Neutrons are well-suited to assessing the safety and efficiency of vehicles and their components, which are often composed of alloys: a mixture of metals combined to form a stronger or lighter material. Neutrons are ideal for examining these components as they can uniquely distinguish between lighter and heavier metals. Neutron analysis is also a highly flexible tool, allowing the experimental environments to be adjusted to observe the reaction of the materials under conditions that mimic the future ‘working’ pressure. This can ensure the resulting vehicles adhere to the highest standards of safety and reliability and the materials chosen are optimal.

Extending the lifespan of ships
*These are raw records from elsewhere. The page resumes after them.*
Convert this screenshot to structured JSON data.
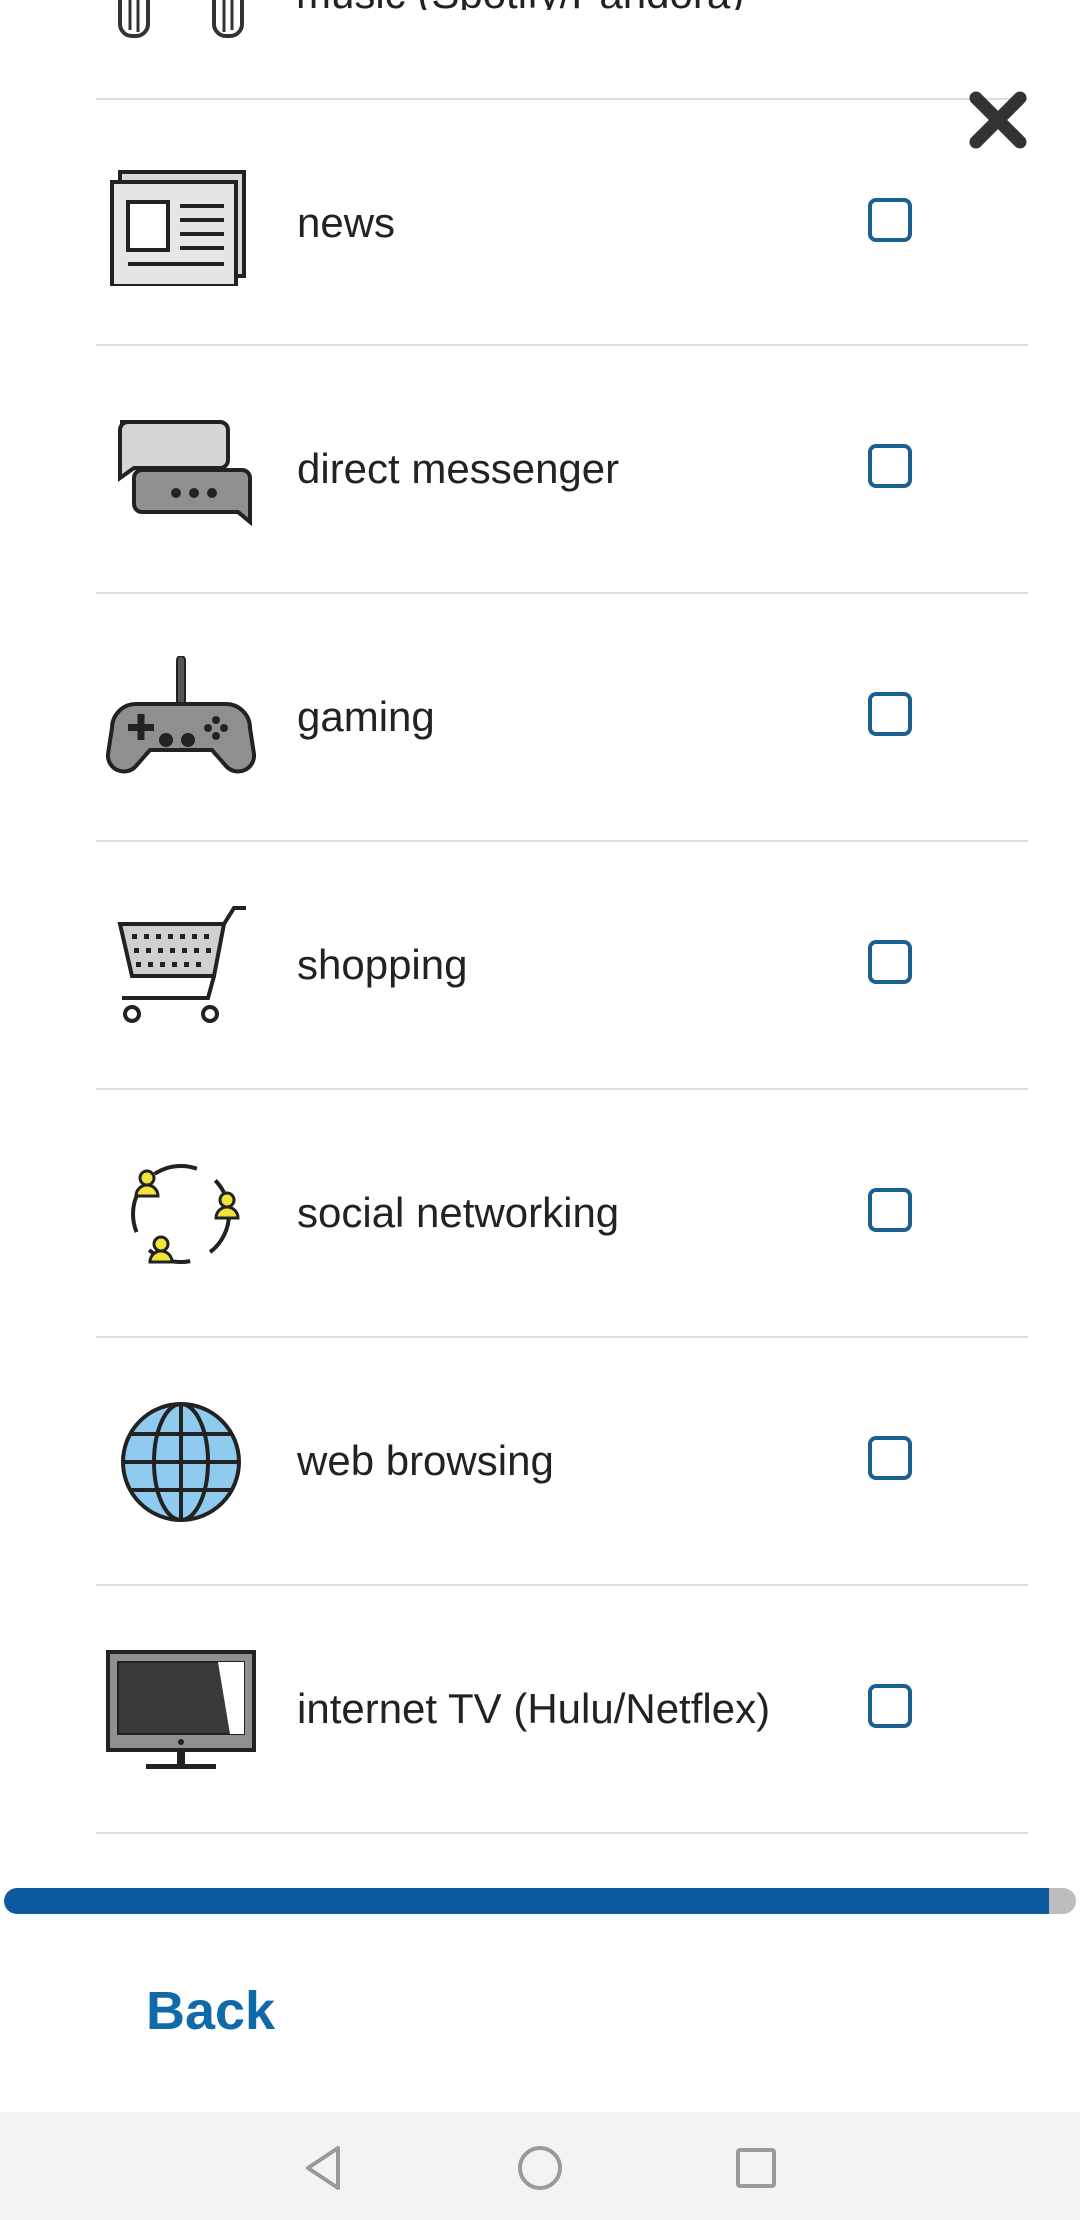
{
  "colors": {
    "accent": "#0f6aa7",
    "checkbox_border": "#1a5f8f",
    "progress_fill": "#0d5aa0",
    "progress_track": "#bdbdbd",
    "divider": "#dddddd"
  },
  "top_partial": {
    "icon": "headphones-icon",
    "label": "music (Spotify/Pandora)"
  },
  "close": {
    "icon": "close-icon"
  },
  "items": [
    {
      "label": "news",
      "icon": "newspaper-icon",
      "checked": false
    },
    {
      "label": "direct messenger",
      "icon": "chat-bubbles-icon",
      "checked": false
    },
    {
      "label": "gaming",
      "icon": "gamepad-icon",
      "checked": false
    },
    {
      "label": "shopping",
      "icon": "shopping-cart-icon",
      "checked": false
    },
    {
      "label": "social networking",
      "icon": "social-network-icon",
      "checked": false
    },
    {
      "label": "web browsing",
      "icon": "globe-icon",
      "checked": false
    },
    {
      "label": "internet TV (Hulu/Netflex)",
      "icon": "tv-icon",
      "checked": false
    }
  ],
  "progress": {
    "value": 0.975
  },
  "footer": {
    "back_label": "Back"
  },
  "navbar": {
    "back_icon": "nav-back-icon",
    "home_icon": "nav-home-icon",
    "recents_icon": "nav-recents-icon"
  }
}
90% of all trade is carried by ships. Manufacturers in the marine industry have used specific techniques since the 1970s to strengthen the welded joints in ships, but the real-world suitability of the processes for an extended lifespan had not been explored. Engineers could demonstrate added strength at the beginning of the process, enabling faster ship construction, but the effectiveness of older joints had not been well characterised. Neutrons are perfect for examining the stress of materials down to the molecular level, under long-term constraints that mimic those of a boat spending long periods at sea. Understanding the long-term strength of the structures at the molecular level can help make the best choices in building materials to ensure ships with longer lifespans. Read more.
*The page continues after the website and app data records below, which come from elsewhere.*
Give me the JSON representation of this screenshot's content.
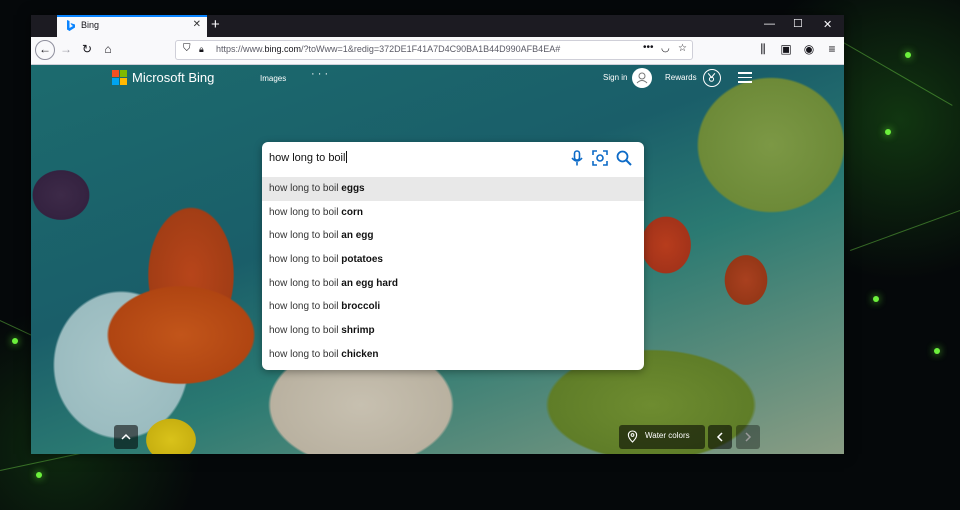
{
  "browser": {
    "tab_title": "Bing",
    "url_prefix": "https://www.",
    "url_domain": "bing.com",
    "url_rest": "/?toWww=1&redig=372DE1F41A7D4C90BA1B44D990AFB4EA#"
  },
  "bing": {
    "logo_text": "Microsoft Bing",
    "images_link": "Images",
    "more_link": "· · ·",
    "sign_in": "Sign in",
    "rewards": "Rewards",
    "colors": {
      "logo_red": "#f25022",
      "logo_green": "#7fba00",
      "logo_blue": "#00a4ef",
      "logo_yellow": "#ffb900",
      "search_icon": "#0c6ac7"
    }
  },
  "search": {
    "query": "how long to boil",
    "suggestions": [
      {
        "prefix": "how long to boil ",
        "suffix": "eggs"
      },
      {
        "prefix": "how long to boil ",
        "suffix": "corn"
      },
      {
        "prefix": "how long to boil ",
        "suffix": "an egg"
      },
      {
        "prefix": "how long to boil ",
        "suffix": "potatoes"
      },
      {
        "prefix": "how long to boil ",
        "suffix": "an egg hard"
      },
      {
        "prefix": "how long to boil ",
        "suffix": "broccoli"
      },
      {
        "prefix": "how long to boil ",
        "suffix": "shrimp"
      },
      {
        "prefix": "how long to boil ",
        "suffix": "chicken"
      }
    ]
  },
  "footer": {
    "image_caption": "Water colors"
  },
  "icons": [
    "bing-icon",
    "close-icon",
    "plus-icon",
    "minimize-icon",
    "maximize-icon",
    "back-icon",
    "forward-icon",
    "reload-icon",
    "home-icon",
    "shield-icon",
    "lock-icon",
    "more-icon",
    "pocket-icon",
    "star-icon",
    "library-icon",
    "sidebar-icon",
    "account-icon",
    "menu-icon",
    "microphone-icon",
    "visual-search-icon",
    "search-icon",
    "avatar-icon",
    "medal-icon",
    "chevron-up-icon",
    "location-pin-icon",
    "chevron-left-icon",
    "chevron-right-icon"
  ]
}
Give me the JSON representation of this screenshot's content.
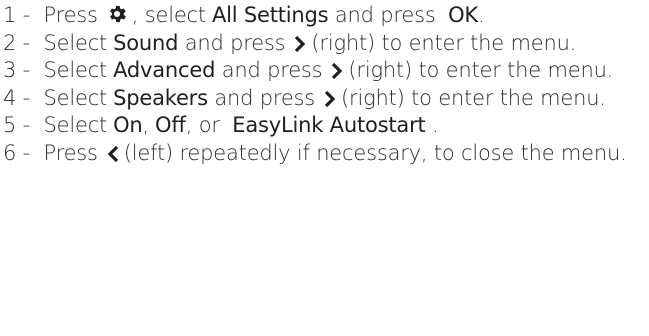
{
  "steps": [
    {
      "num": "1 -",
      "verb": "Press",
      "icon": "gear-icon",
      "text_after_icon": ", select",
      "bold1": "All Settings",
      "text_mid": "and press",
      "bold2": "OK",
      "text_end": "."
    },
    {
      "num": "2 -",
      "verb": "Select",
      "bold1": "Sound",
      "text_mid": "and press",
      "icon": "chevron-right-icon",
      "text_end": "(right) to enter the menu."
    },
    {
      "num": "3 -",
      "verb": "Select",
      "bold1": "Advanced",
      "text_mid": "and press",
      "icon": "chevron-right-icon",
      "text_end": "(right) to enter the menu."
    },
    {
      "num": "4 -",
      "verb": "Select",
      "bold1": "Speakers",
      "text_mid": "and press",
      "icon": "chevron-right-icon",
      "text_end": "(right) to enter the menu."
    },
    {
      "num": "5 -",
      "verb": "Select",
      "bold1": "On",
      "sep1": ",",
      "bold2": "Off",
      "text_mid": ", or",
      "bold3": "EasyLink Autostart",
      "text_end": "."
    },
    {
      "num": "6 -",
      "verb": "Press",
      "icon": "chevron-left-icon",
      "text_end": "(left) repeatedly if necessary, to close the menu."
    }
  ]
}
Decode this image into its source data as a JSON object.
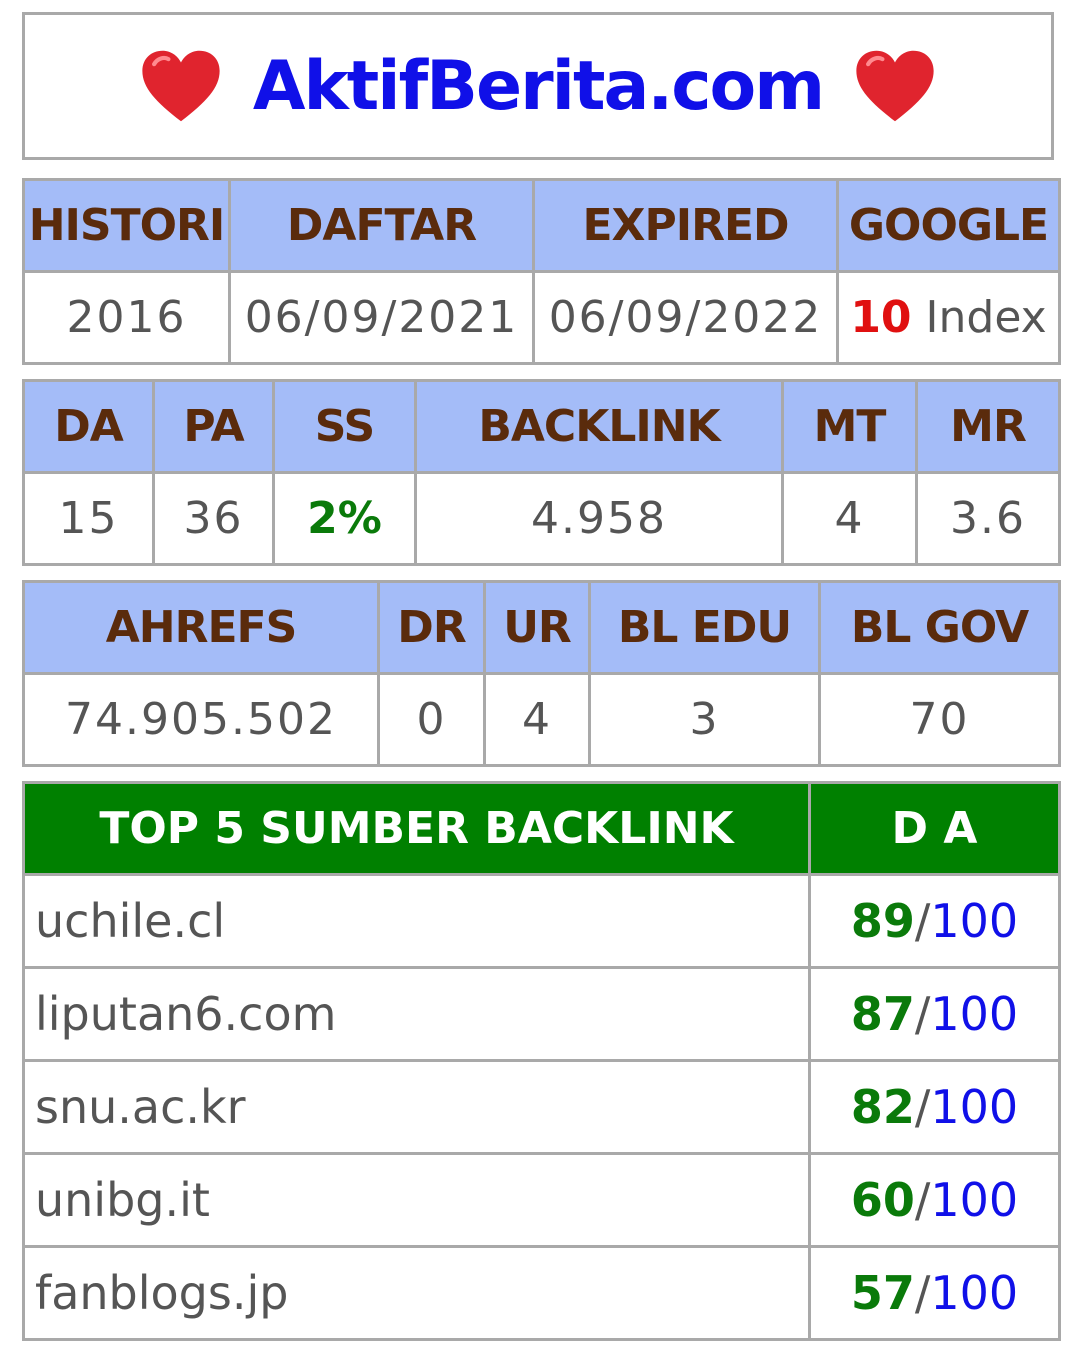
{
  "colors": {
    "header_bg": "#a4bcf8",
    "header_text": "#5a2b0c",
    "value_text": "#555555",
    "title_blue": "#1010e8",
    "red": "#e01010",
    "green": "#0a7a0a",
    "green_header_bg": "#008000",
    "slash_dark": "#555555",
    "border": "#a9a9a9",
    "heart": "#e0242e"
  },
  "title": {
    "text": "AktifBerita.com",
    "left_icon": "heart-icon",
    "right_icon": "heart-icon"
  },
  "table1": {
    "headers": [
      "HISTORI",
      "DAFTAR",
      "EXPIRED",
      "GOOGLE"
    ],
    "values": {
      "histori": "2016",
      "daftar": "06/09/2021",
      "expired": "06/09/2022",
      "google_count": "10",
      "google_label": "Index"
    }
  },
  "table2": {
    "headers": [
      "DA",
      "PA",
      "SS",
      "BACKLINK",
      "MT",
      "MR"
    ],
    "values": [
      "15",
      "36",
      "2%",
      "4.958",
      "4",
      "3.6"
    ]
  },
  "table3": {
    "headers": [
      "AHREFS",
      "DR",
      "UR",
      "BL EDU",
      "BL GOV"
    ],
    "values": [
      "74.905.502",
      "0",
      "4",
      "3",
      "70"
    ]
  },
  "top5": {
    "header_left": "TOP 5 SUMBER BACKLINK",
    "header_right": "D A",
    "rows": [
      {
        "domain": "uchile.cl",
        "score": "89",
        "sep": "/",
        "max": "100"
      },
      {
        "domain": "liputan6.com",
        "score": "87",
        "sep": "/",
        "max": "100"
      },
      {
        "domain": "snu.ac.kr",
        "score": "82",
        "sep": "/",
        "max": "100"
      },
      {
        "domain": "unibg.it",
        "score": "60",
        "sep": "/",
        "max": "100"
      },
      {
        "domain": "fanblogs.jp",
        "score": "57",
        "sep": "/",
        "max": "100"
      }
    ]
  }
}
Illuminating the function of biofuels

Biofuels are produced through the conversion of plants into a variety of renewable products, with varying efficiencies. Creating a viable biofuel for use across the transport industry in aeroplanes, cars, and trains, could result in significant progress towards reducing our reliance on fossil fuels and creating a more sustainable transport industry. To produce biofuels from plants, the biomass must be broken down, with enzymes conducting a large proportion of the deconstruction. The non-destructive properties of neutrons are ideal for analysing these fragile organic materials, providing an unparalleled view into the exact mechanism of the breakdown of biomass substances. Neutrons can respond to light elements like hydrogen, the bonds of which are especially critical in organic structures, enhancing our understanding of the breakdown process that produces biofuels, and providing a greater knowledge with which to enable a future with more sustainable, renewable fuels. Read more.

Safety in the skies
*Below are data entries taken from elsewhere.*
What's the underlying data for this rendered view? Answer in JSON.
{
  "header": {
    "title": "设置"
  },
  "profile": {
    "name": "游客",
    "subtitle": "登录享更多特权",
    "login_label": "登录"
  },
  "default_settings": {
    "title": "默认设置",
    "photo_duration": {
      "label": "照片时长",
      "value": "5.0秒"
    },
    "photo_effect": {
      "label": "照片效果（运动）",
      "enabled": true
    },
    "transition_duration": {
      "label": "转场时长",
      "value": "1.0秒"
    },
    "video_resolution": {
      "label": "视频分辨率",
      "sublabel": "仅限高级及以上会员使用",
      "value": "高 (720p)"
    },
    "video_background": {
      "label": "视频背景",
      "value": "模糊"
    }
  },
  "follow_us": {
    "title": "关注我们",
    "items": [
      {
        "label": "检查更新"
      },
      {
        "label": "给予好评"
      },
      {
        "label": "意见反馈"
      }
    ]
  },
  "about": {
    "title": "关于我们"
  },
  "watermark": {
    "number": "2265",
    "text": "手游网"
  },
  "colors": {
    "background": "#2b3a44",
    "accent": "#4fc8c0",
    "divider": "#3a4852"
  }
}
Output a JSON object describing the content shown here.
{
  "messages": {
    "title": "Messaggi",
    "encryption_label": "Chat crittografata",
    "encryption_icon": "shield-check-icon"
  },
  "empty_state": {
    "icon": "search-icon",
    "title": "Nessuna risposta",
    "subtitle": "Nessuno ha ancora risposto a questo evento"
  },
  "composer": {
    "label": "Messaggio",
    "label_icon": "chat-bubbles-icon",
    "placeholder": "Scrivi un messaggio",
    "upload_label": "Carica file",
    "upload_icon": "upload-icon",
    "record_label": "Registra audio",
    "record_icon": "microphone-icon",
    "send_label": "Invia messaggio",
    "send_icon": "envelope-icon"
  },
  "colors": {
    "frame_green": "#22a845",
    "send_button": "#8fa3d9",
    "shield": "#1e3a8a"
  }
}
The alloys used in aircraft manufacturing are carefully engineered to provide the machine with best performance and safety, however they can be difficult to weld together into the large structures needed to build a plane while new techniques in welding can actually introduce stresses such as weaknesses into the joints. Neutrons can be used as a non-destructive quality analysis tool to investigate the integrity of welds in aluminium alloys, and to assess their suitability for future aircraft programmes. Research into the nature of the stresses involved allows both the optimisation of welding conditions, and the development of post-weld heat treatments to relieve the stresses, giving insights into the optimum manufacturing conditions to produce the safest aircraft. Read more.

Further reading

Building Safer ships with Lloyds Register, ISIS

Illuminating the function of a biofuels enzyme with neutrons, MLZ

Staying safe in the skies, ISIS

Big science and industry join forces to innovate new technologies, ILL